The centre piece of Anita Place Tent City that took Dwayne Martin a year to build, came tumbling down Thursday as the City of Maple Ridge continued its efforts at the two-year-old homeless camp in the downtown.
Temporary structures and associated debris are removed as and when verified occupants of tent city are provided housing, as per earlier Supreme Court rulings, the city said in a release.
“What you are seeing here is the city enforcing the terms of the order issued by Justice Grauer,” said Mayor Michael Morden who was on scene at the demolition.
“The city remains committed to following through with everything the court mandates. And it’s our expectation here that this camp will be closed and we’ll be looking forward to having a park,” Morden said.
The city’s news release said that Martin agreed to leave the camp through a consent order from the court.
“As part of that agreement, Mr. Martin has been provided with housing services and BC Housing has moved his personal possessions to his new residence,” the release said.
It said that according to the court order, shacks and cabins of residents are removed as residents are found housing outside the camp.
Only about a half dozen people remain at the camp, compared to earlier this year when there were more than 50 residents.

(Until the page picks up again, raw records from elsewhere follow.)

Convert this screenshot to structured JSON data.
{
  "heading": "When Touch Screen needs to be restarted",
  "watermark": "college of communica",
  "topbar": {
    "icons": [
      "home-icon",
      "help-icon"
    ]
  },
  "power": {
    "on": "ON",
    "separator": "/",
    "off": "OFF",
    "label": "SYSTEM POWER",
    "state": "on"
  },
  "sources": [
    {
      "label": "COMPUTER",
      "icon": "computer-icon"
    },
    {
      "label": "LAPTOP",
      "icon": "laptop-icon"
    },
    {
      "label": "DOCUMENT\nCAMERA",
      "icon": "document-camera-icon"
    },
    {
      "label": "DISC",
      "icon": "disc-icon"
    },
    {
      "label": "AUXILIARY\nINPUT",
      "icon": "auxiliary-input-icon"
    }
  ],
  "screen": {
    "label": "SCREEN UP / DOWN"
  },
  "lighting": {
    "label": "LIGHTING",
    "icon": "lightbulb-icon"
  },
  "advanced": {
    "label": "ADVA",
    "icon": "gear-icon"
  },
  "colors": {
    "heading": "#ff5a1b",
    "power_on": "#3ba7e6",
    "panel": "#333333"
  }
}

Tent city was evacuated March 1 under order of the provincial fire commissioner, after which fewer people returned to the camp.
Martin, who was watching the demolition said he felt numb. He’s moving to housing in Vancouver.
“This has happened several times where my stuff has been taken and destroyed and you get used to it sadly enough,” said Martin.
“This is not going to break me. If anything, I feel sadly about it and it’s a bit more of a pain …”
Martin just got a place in Vancouver two days ago.
“I’m looking forward to a bit of rest here. I’m going to come back and help others,” he added.
“I’m more inspired now than ever,” he said.
Martin said on Wednesday that he wanted the cabin to remain so someone else could use it.
“I call it a rustic rancher. And it’s built very well, I tell you.”
But Coun. Ahmed Yousef said it was a safety hazard and no one else should occupy the building.
Maple Ridge resident Terry Asunma said he was happy the shack was coming down, saying that it should have happened a long time ago, saying it was built without a permit and asking what would have happened had it fallen down.
He also criticized Pivot Legal Society which represented residents, saying that if Pivot spent as much time on advocating for treatment as it did advocating for drug abuse,”we’d be better off,” said Asunma.
Anna Cooper, with Pivot Legal Society, however criticized the city. “City officials have all kinds of justifications to undermine: fire safety, building codes, zoning.
“But where are they with the options? In the absence of alternatives this is just abuse,” Cooper said via Twitter.
“It’s breaking my heart to watch this. It’s symbolic of this city’s entire approach to its homeless community,” Cooper said.
There’s no clear timeline for when the camp will completely close, said Carl McBeath with the city.
“We anticipate the St. Anne camp closing when the modular housing (on Burnett Street) opens and all of the camp occupants that applied, can move in, if they have not found other housing in the meantime.”
The modular housing on Burnett Street isn’t scheduled to open until October. Morden said in the release that council’s priority is to do its part to deliver diverse housing for seniors, low-income earners and single parents and is committed to options for drug treatment and long-term recovery.